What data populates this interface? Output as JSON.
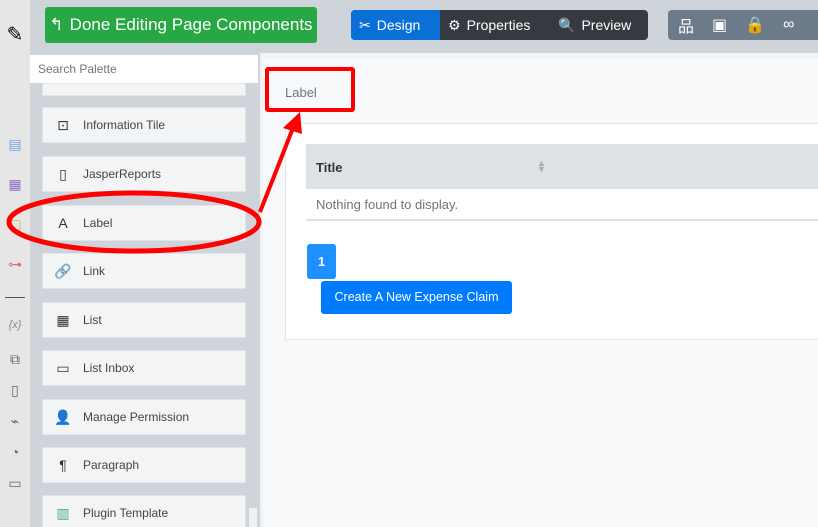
{
  "toolbar": {
    "done_label": "Done Editing Page Components",
    "tabs": [
      "Design",
      "Properties",
      "Preview"
    ]
  },
  "palette": {
    "search_placeholder": "Search Palette",
    "items": [
      "Information Tile",
      "JasperReports",
      "Label",
      "Link",
      "List",
      "List Inbox",
      "Manage Permission",
      "Paragraph",
      "Plugin Template"
    ]
  },
  "canvas": {
    "label_text": "Label",
    "table": {
      "column": "Title",
      "empty": "Nothing found to display."
    },
    "page": "1",
    "create_button": "Create A New Expense Claim"
  },
  "colors": {
    "accent": "#007bff",
    "done": "#28a745",
    "annotation": "#ff0000"
  }
}
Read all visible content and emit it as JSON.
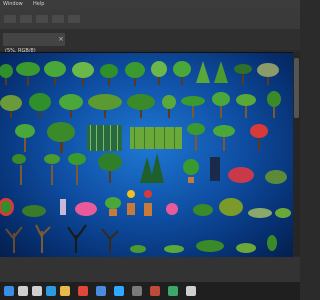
{
  "menubar": {
    "items": [
      "Window",
      "Help"
    ]
  },
  "tab": {
    "label": "(5%, RGB/8)",
    "close_glyph": "×"
  },
  "taskbar": {
    "icons": [
      {
        "name": "windows-start-icon",
        "color": "#3a8ee6"
      },
      {
        "name": "search-icon",
        "color": "#cfcfcf"
      },
      {
        "name": "task-view-icon",
        "color": "#cfcfcf"
      },
      {
        "name": "edge-browser-icon",
        "color": "#2f9ae0"
      },
      {
        "name": "file-explorer-icon",
        "color": "#e8b84a"
      },
      {
        "name": "chrome-browser-icon",
        "color": "#e0473a"
      },
      {
        "name": "store-icon",
        "color": "#4a8be0"
      },
      {
        "name": "photoshop-icon",
        "color": "#31a8ff"
      },
      {
        "name": "app-icon-a",
        "color": "#7a7a7a"
      },
      {
        "name": "app-icon-b",
        "color": "#c04a3a"
      },
      {
        "name": "app-icon-c",
        "color": "#3aa86a"
      },
      {
        "name": "app-icon-d",
        "color": "#cfcfcf"
      }
    ]
  },
  "colors": {
    "canvas_center": "#1e78d4",
    "canvas_edge": "#041f4d",
    "foliage": "#2f8f2a",
    "trunk": "#5a3a1e",
    "flower_pink": "#e85a9a",
    "flower_red": "#d83a3a",
    "flower_yellow": "#f0c020",
    "pot": "#c87a3a"
  }
}
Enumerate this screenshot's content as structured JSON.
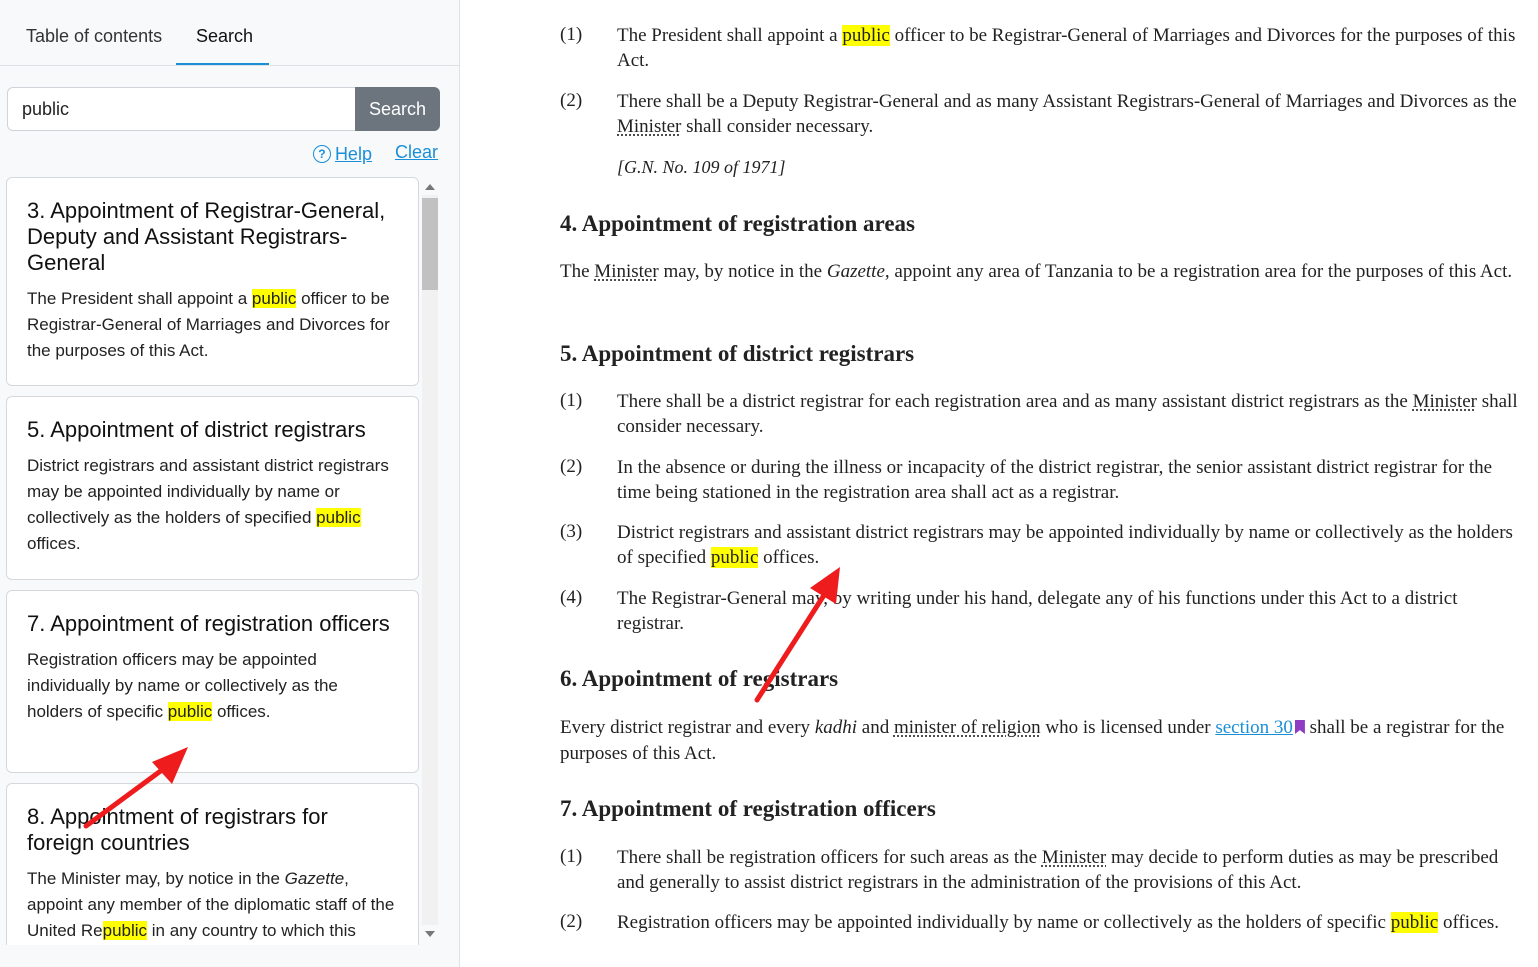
{
  "sidebar": {
    "tabs": [
      {
        "label": "Table of contents"
      },
      {
        "label": "Search"
      }
    ],
    "search": {
      "value": "public",
      "placeholder": "",
      "button_label": "Search"
    },
    "help_label": "Help",
    "clear_label": "Clear",
    "results": [
      {
        "title": "3. Appointment of Registrar-General, Deputy and Assistant Registrars-General",
        "before": "The President shall appoint a ",
        "match": "public",
        "after": " officer to be Registrar-General of Marriages and Divorces for the purposes of this Act."
      },
      {
        "title": "5. Appointment of district registrars",
        "before": "District registrars and assistant district registrars may be appointed individually by name or collectively as the holders of specified ",
        "match": "public",
        "after": " offices."
      },
      {
        "title": "7. Appointment of registration officers",
        "before": "Registration officers may be appointed individually by name or collectively as the holders of specific ",
        "match": "public",
        "after": " offices."
      },
      {
        "title": "8. Appointment of registrars for foreign countries",
        "before": "The Minister may, by notice in the ",
        "gazette": "Gazette",
        "before2": ", appoint any member of the diplomatic staff of the United Re",
        "match": "public",
        "after": " in any country to which this"
      }
    ]
  },
  "document": {
    "s3": {
      "p1_num": "(1)",
      "p1_before": "The President shall appoint a ",
      "p1_match": "public",
      "p1_after": " officer to be Registrar-General of Marriages and Divorces for the purposes of this Act.",
      "p2_num": "(2)",
      "p2_before": "There shall be a Deputy Registrar-General and as many Assistant Registrars-General of Marriages and Divorces as the ",
      "p2_term": "Minister",
      "p2_after": " shall consider necessary.",
      "note": "[G.N. No. 109 of 1971]"
    },
    "s4": {
      "heading": "4. Appointment of registration areas",
      "text_a": "The ",
      "term": "Minister",
      "text_b": " may, by notice in the ",
      "gazette": "Gazette",
      "text_c": ", appoint any area of Tanzania to be a registration area for the purposes of this Act."
    },
    "s5": {
      "heading": "5. Appointment of district registrars",
      "p1_num": "(1)",
      "p1_before": "There shall be a district registrar for each registration area and as many assistant district registrars as the ",
      "p1_term": "Minister",
      "p1_after": " shall consider necessary.",
      "p2_num": "(2)",
      "p2": "In the absence or during the illness or incapacity of the district registrar, the senior assistant district registrar for the time being stationed in the registration area shall act as a registrar.",
      "p3_num": "(3)",
      "p3_before": "District registrars and assistant district registrars may be appointed individually by name or collectively as the holders of specified ",
      "p3_match": "public",
      "p3_after": " offices.",
      "p4_num": "(4)",
      "p4": "The Registrar-General may, by writing under his hand, delegate any of his functions under this Act to a district registrar."
    },
    "s6": {
      "heading": "6. Appointment of registrars",
      "text_a": "Every district registrar and every ",
      "kadhi": "kadhi",
      "text_b": " and ",
      "term": "minister of religion",
      "text_c": " who is licensed under ",
      "link": "section 30",
      "text_d": " shall be a registrar for the purposes of this Act."
    },
    "s7": {
      "heading": "7. Appointment of registration officers",
      "p1_num": "(1)",
      "p1_before": "There shall be registration officers for such areas as the ",
      "p1_term": "Minister",
      "p1_after": " may decide to perform duties as may be prescribed and generally to assist district registrars in the administration of the provisions of this Act.",
      "p2_num": "(2)",
      "p2_before": "Registration officers may be appointed individually by name or collectively as the holders of specific ",
      "p2_match": "public",
      "p2_after": " offices."
    }
  },
  "annotations": {
    "arrow_color": "#ee1c1c"
  },
  "colors": {
    "highlight": "#ffff00",
    "accent": "#1a8fd6",
    "search_button": "#6c757d",
    "bookmark": "#8e3cc4"
  }
}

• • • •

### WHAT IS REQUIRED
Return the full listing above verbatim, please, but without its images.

### SOLUTION TO THE EXERCISE
What data populates this interface? Output as JSON.
{
  "toolbar": {
    "done_label": "Done Editing Page Components",
    "tabs": [
      "Design",
      "Properties",
      "Preview"
    ]
  },
  "palette": {
    "search_placeholder": "Search Palette",
    "items": [
      "Information Tile",
      "JasperReports",
      "Label",
      "Link",
      "List",
      "List Inbox",
      "Manage Permission",
      "Paragraph",
      "Plugin Template"
    ]
  },
  "canvas": {
    "label_text": "Label",
    "table": {
      "column": "Title",
      "empty": "Nothing found to display."
    },
    "page": "1",
    "create_button": "Create A New Expense Claim"
  },
  "colors": {
    "accent": "#007bff",
    "done": "#28a745",
    "annotation": "#ff0000"
  }
}
Read all visible content and emit it as JSON.
{
  "menubar": {
    "items": [
      "Window",
      "Help"
    ]
  },
  "tab": {
    "label": "(5%, RGB/8)",
    "close_glyph": "×"
  },
  "taskbar": {
    "icons": [
      {
        "name": "windows-start-icon",
        "color": "#3a8ee6"
      },
      {
        "name": "search-icon",
        "color": "#cfcfcf"
      },
      {
        "name": "task-view-icon",
        "color": "#cfcfcf"
      },
      {
        "name": "edge-browser-icon",
        "color": "#2f9ae0"
      },
      {
        "name": "file-explorer-icon",
        "color": "#e8b84a"
      },
      {
        "name": "chrome-browser-icon",
        "color": "#e0473a"
      },
      {
        "name": "store-icon",
        "color": "#4a8be0"
      },
      {
        "name": "photoshop-icon",
        "color": "#31a8ff"
      },
      {
        "name": "app-icon-a",
        "color": "#7a7a7a"
      },
      {
        "name": "app-icon-b",
        "color": "#c04a3a"
      },
      {
        "name": "app-icon-c",
        "color": "#3aa86a"
      },
      {
        "name": "app-icon-d",
        "color": "#cfcfcf"
      }
    ]
  },
  "colors": {
    "canvas_center": "#1e78d4",
    "canvas_edge": "#041f4d",
    "foliage": "#2f8f2a",
    "trunk": "#5a3a1e",
    "flower_pink": "#e85a9a",
    "flower_red": "#d83a3a",
    "flower_yellow": "#f0c020",
    "pot": "#c87a3a"
  }
}
Enumerate this screenshot's content as structured JSON.
{
  "sidebar": {
    "tabs": [
      {
        "label": "Table of contents"
      },
      {
        "label": "Search"
      }
    ],
    "search": {
      "value": "public",
      "placeholder": "",
      "button_label": "Search"
    },
    "help_label": "Help",
    "clear_label": "Clear",
    "results": [
      {
        "title": "3. Appointment of Registrar-General, Deputy and Assistant Registrars-General",
        "before": "The President shall appoint a ",
        "match": "public",
        "after": " officer to be Registrar-General of Marriages and Divorces for the purposes of this Act."
      },
      {
        "title": "5. Appointment of district registrars",
        "before": "District registrars and assistant district registrars may be appointed individually by name or collectively as the holders of specified ",
        "match": "public",
        "after": " offices."
      },
      {
        "title": "7. Appointment of registration officers",
        "before": "Registration officers may be appointed individually by name or collectively as the holders of specific ",
        "match": "public",
        "after": " offices."
      },
      {
        "title": "8. Appointment of registrars for foreign countries",
        "before": "The Minister may, by notice in the ",
        "gazette": "Gazette",
        "before2": ", appoint any member of the diplomatic staff of the United Re",
        "match": "public",
        "after": " in any country to which this"
      }
    ]
  },
  "document": {
    "s3": {
      "p1_num": "(1)",
      "p1_before": "The President shall appoint a ",
      "p1_match": "public",
      "p1_after": " officer to be Registrar-General of Marriages and Divorces for the purposes of this Act.",
      "p2_num": "(2)",
      "p2_before": "There shall be a Deputy Registrar-General and as many Assistant Registrars-General of Marriages and Divorces as the ",
      "p2_term": "Minister",
      "p2_after": " shall consider necessary.",
      "note": "[G.N. No. 109 of 1971]"
    },
    "s4": {
      "heading": "4. Appointment of registration areas",
      "text_a": "The ",
      "term": "Minister",
      "text_b": " may, by notice in the ",
      "gazette": "Gazette",
      "text_c": ", appoint any area of Tanzania to be a registration area for the purposes of this Act."
    },
    "s5": {
      "heading": "5. Appointment of district registrars",
      "p1_num": "(1)",
      "p1_before": "There shall be a district registrar for each registration area and as many assistant district registrars as the ",
      "p1_term": "Minister",
      "p1_after": " shall consider necessary.",
      "p2_num": "(2)",
      "p2": "In the absence or during the illness or incapacity of the district registrar, the senior assistant district registrar for the time being stationed in the registration area shall act as a registrar.",
      "p3_num": "(3)",
      "p3_before": "District registrars and assistant district registrars may be appointed individually by name or collectively as the holders of specified ",
      "p3_match": "public",
      "p3_after": " offices.",
      "p4_num": "(4)",
      "p4": "The Registrar-General may, by writing under his hand, delegate any of his functions under this Act to a district registrar."
    },
    "s6": {
      "heading": "6. Appointment of registrars",
      "text_a": "Every district registrar and every ",
      "kadhi": "kadhi",
      "text_b": " and ",
      "term": "minister of religion",
      "text_c": " who is licensed under ",
      "link": "section 30",
      "text_d": " shall be a registrar for the purposes of this Act."
    },
    "s7": {
      "heading": "7. Appointment of registration officers",
      "p1_num": "(1)",
      "p1_before": "There shall be registration officers for such areas as the ",
      "p1_term": "Minister",
      "p1_after": " may decide to perform duties as may be prescribed and generally to assist district registrars in the administration of the provisions of this Act.",
      "p2_num": "(2)",
      "p2_before": "Registration officers may be appointed individually by name or collectively as the holders of specific ",
      "p2_match": "public",
      "p2_after": " offices."
    }
  },
  "annotations": {
    "arrow_color": "#ee1c1c"
  },
  "colors": {
    "highlight": "#ffff00",
    "accent": "#1a8fd6",
    "search_button": "#6c757d",
    "bookmark": "#8e3cc4"
  }
}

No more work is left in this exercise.